I think this song is about the first amendment and being allowed to express the narrator's self. —Preceding unsigned comment added by Xxapb134xx (talkcontribs) 15:48, March 10, 2019

Linnell hates hippies[edit]

I see the song "I should be allowed to think" as continuing some of the themes of "I've got a match", which expressed Linnell's frustration with the foggy thinking of hippy types.

Here, the narrator is proclaiming his right to free speech, but what this "free speech" actually involves is mere juvenile self-indulgence.

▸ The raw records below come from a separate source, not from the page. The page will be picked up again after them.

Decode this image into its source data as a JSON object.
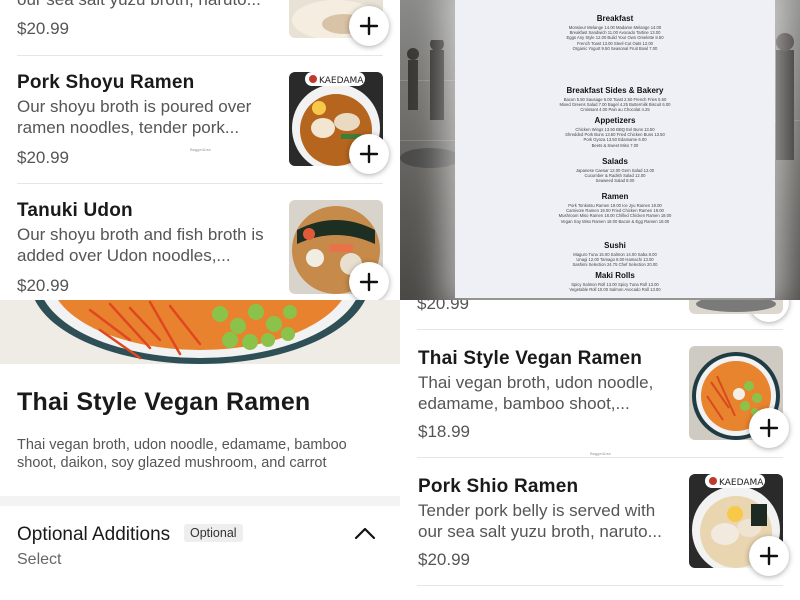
{
  "top_left": {
    "partial_item": {
      "description": "our sea salt yuzu broth, naruto...",
      "price": "$20.99"
    },
    "items": [
      {
        "name": "Pork Shoyu Ramen",
        "description": "Our shoyu broth is poured over ramen noodles, tender pork...",
        "price": "$20.99",
        "image_brand": "KAEDAMA"
      },
      {
        "name": "Tanuki Udon",
        "description": "Our shoyu broth and fish broth is added over Udon noodles,...",
        "price": "$20.99"
      }
    ],
    "footer_tiny": "BaggedUse"
  },
  "top_right": {
    "sections": [
      {
        "title": "Breakfast",
        "lines": [
          "Monsieur Melange 14.00   Madame Melange 14.00",
          "Breakfast Sandwich 11.00   Avocado Tartine 13.00",
          "Eggs Any Style 12.00   Build Your Own Omelette 8.50",
          "French Toast 13.00   Steel-Cut Oats 12.00",
          "Organic Yogurt 9.50   Seasonal Fruit Bowl 7.00"
        ]
      },
      {
        "title": "Breakfast Sides & Bakery",
        "lines": [
          "Bacon 5.50   Sausage 6.00   Toast 2.50   French Fries 5.50",
          "Mixed Greens Salad 7.00   Bagel 4.25   Buttermilk Biscuit 6.00",
          "Croissant 4.00   Pain au Chocolat 4.25"
        ]
      },
      {
        "title": "Appetizers",
        "lines": [
          "Chicken Wings 13.50   BBQ Eel Buns 13.50",
          "Shredded Pork Buns 13.50   Fried Chicken Buns 13.50",
          "Pork Gyoza 13.50   Edamame 6.00",
          "Beets & Sweet Miso 7.00"
        ]
      },
      {
        "title": "Salads",
        "lines": [
          "Japanese Caesar 12.00   Gem Salad 12.00",
          "Cucumber & Radish Salad 12.00",
          "Seaweed Salad 8.00"
        ]
      },
      {
        "title": "Ramen",
        "lines": [
          "Pork Tonkotsu Ramen 19.00   Ice Jyu Ramen 19.00",
          "Carnivore Ramen 19.00   Fried Chicken Ramen 19.00",
          "Mushroom Miso Ramen 18.00   Chilled Chicken Ramen 18.00",
          "Vegan Soy Miso Ramen 18.00   Bacon & Egg Ramen 18.00"
        ]
      },
      {
        "title": "Sushi",
        "lines": [
          "Maguro Tuna 15.00   Salmon 14.00   Saba 8.00",
          "Unagi 12.00   Tamago 8.00   Hamachi 13.00",
          "Sashimi Selection 24.75   Chef Selection 20.00"
        ]
      },
      {
        "title": "Maki Rolls",
        "lines": [
          "Spicy Salmon Roll 13.00   Spicy Tuna Roll 13.00",
          "Vegetable Roll 10.00   Salmon Avocado Roll 13.00"
        ]
      }
    ]
  },
  "bottom_left": {
    "title": "Thai Style Vegan Ramen",
    "description": "Thai vegan broth, udon noodle, edamame, bamboo shoot, daikon, soy glazed mushroom, and carrot",
    "optional": {
      "title": "Optional Additions",
      "badge": "Optional",
      "select_label": "Select"
    }
  },
  "bottom_right": {
    "partial_price": "$20.99",
    "items": [
      {
        "name": "Thai Style Vegan Ramen",
        "description": "Thai vegan broth, udon noodle, edamame, bamboo shoot,...",
        "price": "$18.99"
      },
      {
        "name": "Pork Shio Ramen",
        "description": "Tender pork belly is served with our sea salt yuzu broth, naruto...",
        "price": "$20.99",
        "image_brand": "KAEDAMA"
      }
    ],
    "footer_tiny": "BaggedUse"
  },
  "colors": {
    "accent": "#1f1f1f",
    "muted": "#555555",
    "divider": "#e6e6e6"
  }
}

The narrator blames a "criminal government agent" for his woes, parodying the way unthinking extremists of both Left and Right anthropomorphise the laws and general social mores that prevent them from acting without consideration for other people. Finally, the paranoid thinking is taken to its logical conclusion, which is that any form of legal or social limitation of the individual amounts to oppression designed to nullify all individual and creative thought. "The Man won't let me glue my poster on the wall -- this is like Nazi Germany!" And suchlike nonsense.

More generally, I think this song can be seen as an essay on the necessary limits to free speech. The original, ideal conception of free speech was that it enabled open discussion of political, social, scientific and artistic ideas - such open discussion having previously been prevented and punished by religious and secular authorities. This free speech was supposed to be expressed through civil discourse; it was not meant to be a license to inconvenience or discomfort other people. The reference to Ginberg's "Howl" is in fact a mockery of the notion that all self-expression is artistically valid.
-- Thread Bomb (talk) 21:50, 22 March 2020 (EDT)

The people in charge![edit]

I feel like this song is about a manipulating government that is brainwashing their people to think in a certain way and also to get people to be the same as each other, in other words communism.

John Henry is All About the Same Death, But in Alternate Realities Tour[edit]

Ok, welcome again to the John Henry is All About the Same Death, But in Alternate Realities Tour. My theory on this one is that this guy is fed up with the government destroying everything he loves. So he gets depressed and ultimately kills himself, and his final words are "I should be allowed to think." That was relatively short but it makes soon. Now we're headed to Interpretations:Extra Savoir-Faire for our next show. - HotelDetectiveInTheFuture🪗 talk 🎸 22:01, 27 June 2022 (EDT)